The 24-year-old said he tried to tell those who were throwing objects at the police to stop, but to no avail. Police officers started using tear gas and rubber bullets to break up the crowd and Montano found himself in the middle of the crossfire.

“They had shot me in the hips, in the stomach at the same time and I fell over. They shot the gentleman next to me as well. And we stood back up, put our hands up,” Montano described. “After a couple of minutes, they shot me in the ribs and then we moved to the side behind [a] sign so I could catch my breath.”

Montano said he went back out to the middle of the street with his hands up when he got shot in the head by another rubber bullet.

“I'm on blood thinners for a different condition. So I started leaking blood out of my head pretty bad,” he said.


A fellow protester Montano had never met before drove him to Cedars-Sinai Medical Center.

“They had to put seven staples in my head because my skull was showing from the front. And then after that, they did a CAT scan on my head and my brain was bleeding.”

Montano stayed at the hospital for two nights and after several more CAT scans and tests to check his mobility, he was released and allowed to go home. He said he now has to take anti-seizure medication and temporarily use a cane to get around.

The Fairfax demonstration was the first protest Montano has ever been involved in.

“When you're enlisted in Marine Corps, you can't publicly go out and bring a certain opinion or image to the Marine Corps that they don't want to represent. But now that I'm out, I finally felt like I have the ability to speak my own opinion,” he explained.

Although curfews have been imposed in multiple cities in the U.S., some demonstrators continue to clash with police, setting cars of fire, vandalizing property and stealing goods. The fallout to this kind of disorder has caused peaceful protesters to be mixed up in the same category as those who are intentionally trying to cause harm and chaos.

“I don't want to see anyone get harmed in the end,” Montano said. “I don't want to see the police get harmed from protesters or looters, I don't want to see protesters or looters get harmed. But I think the protesters get angry and looters occur when there's more police action used against them.”


Even after the injuries he sustained, the young vet says he plans on joining other protests because he’s “tired of seeing racial inequality and injustice.”

“I'm going to wear more protection the next time I protest in the case that the violence does escalate, which I don't want it to. I don't want violence from either side. But I think that the more people that are out there, the greater the voice will be heard.”
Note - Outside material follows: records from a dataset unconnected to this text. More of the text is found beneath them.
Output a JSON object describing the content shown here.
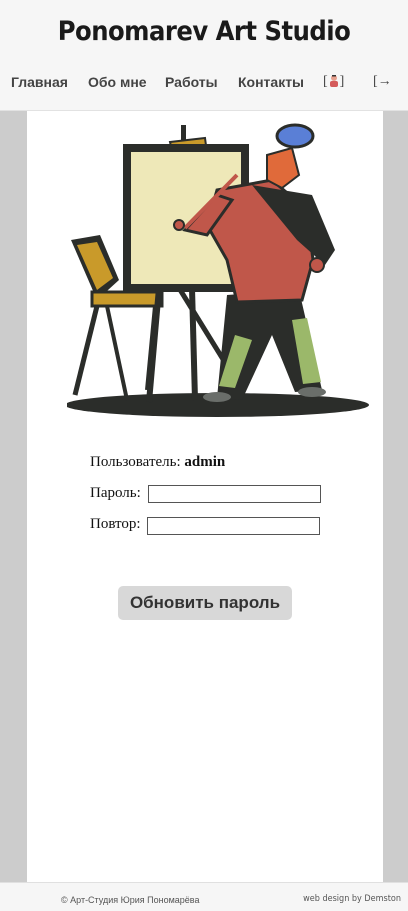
{
  "header": {
    "title": "Ponomarev Art Studio",
    "nav": [
      {
        "label": "Главная"
      },
      {
        "label": "Обо мне"
      },
      {
        "label": "Работы"
      },
      {
        "label": "Контакты"
      }
    ],
    "user_bracket_open": "[",
    "user_bracket_close": "]",
    "logout_label": "[→"
  },
  "form": {
    "user_label": "Пользователь:",
    "username": "admin",
    "password_label": "Пароль:",
    "password_value": "",
    "repeat_label": "Повтор:",
    "repeat_value": "",
    "submit_label": "Обновить пароль"
  },
  "footer": {
    "copyright": "© Арт-Студия Юрия Пономарёва",
    "credit": "web design by Demston"
  },
  "colors": {
    "side_gray": "#cccccc",
    "button_bg": "#d8d8d8",
    "painter_shirt": "#c0574a",
    "painter_pants": "#9bb86a",
    "canvas": "#eee8b8",
    "easel_gold": "#c99a2a"
  }
}
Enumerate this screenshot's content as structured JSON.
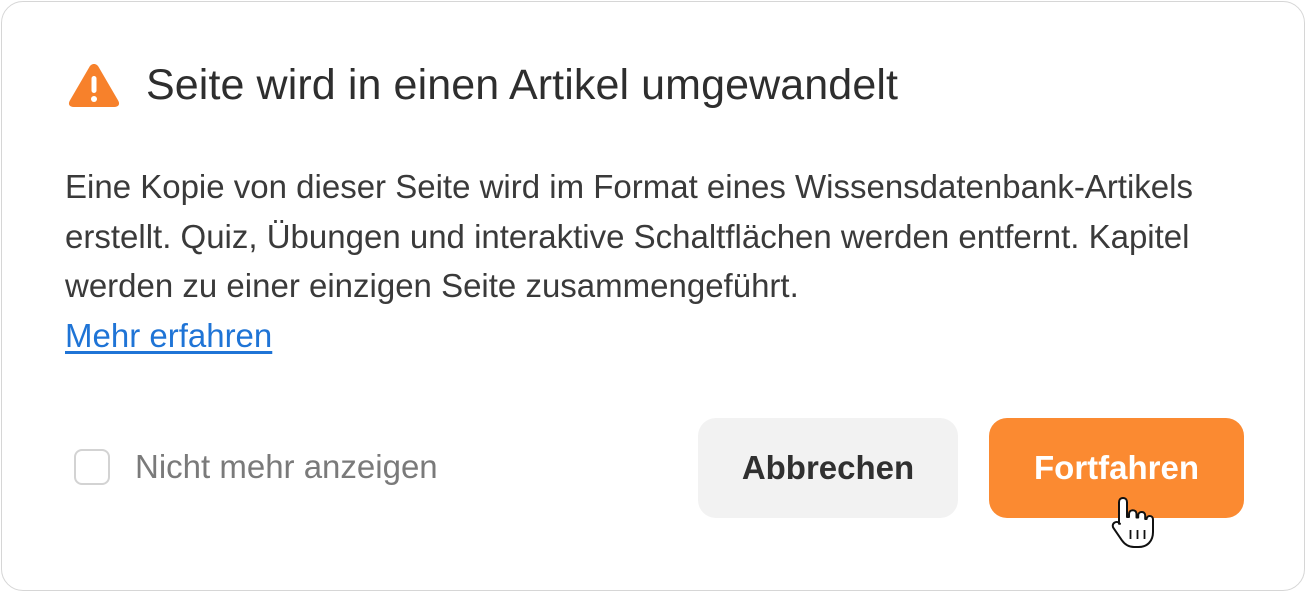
{
  "dialog": {
    "title": "Seite wird in einen Artikel umgewandelt",
    "icon": "warning-triangle-icon",
    "body_text": "Eine Kopie von dieser Seite wird im Format eines Wissensdatenbank-Artikels erstellt. Quiz, Übungen und interaktive Schaltflächen werden entfernt. Kapitel werden zu einer einzigen Seite zusammengeführt.",
    "learn_more_label": "Mehr erfahren",
    "checkbox": {
      "label": "Nicht mehr anzeigen",
      "checked": false
    },
    "buttons": {
      "cancel_label": "Abbrechen",
      "continue_label": "Fortfahren"
    }
  },
  "colors": {
    "accent": "#fb8a31",
    "link": "#1f74d6",
    "cancel_bg": "#f2f2f2",
    "title_text": "#2e2e2e"
  },
  "cursor": "hand-pointer-icon"
}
Fox News reached out to the Los Angeles Police Department for a comment on their recent use of rubber bullets on protesters.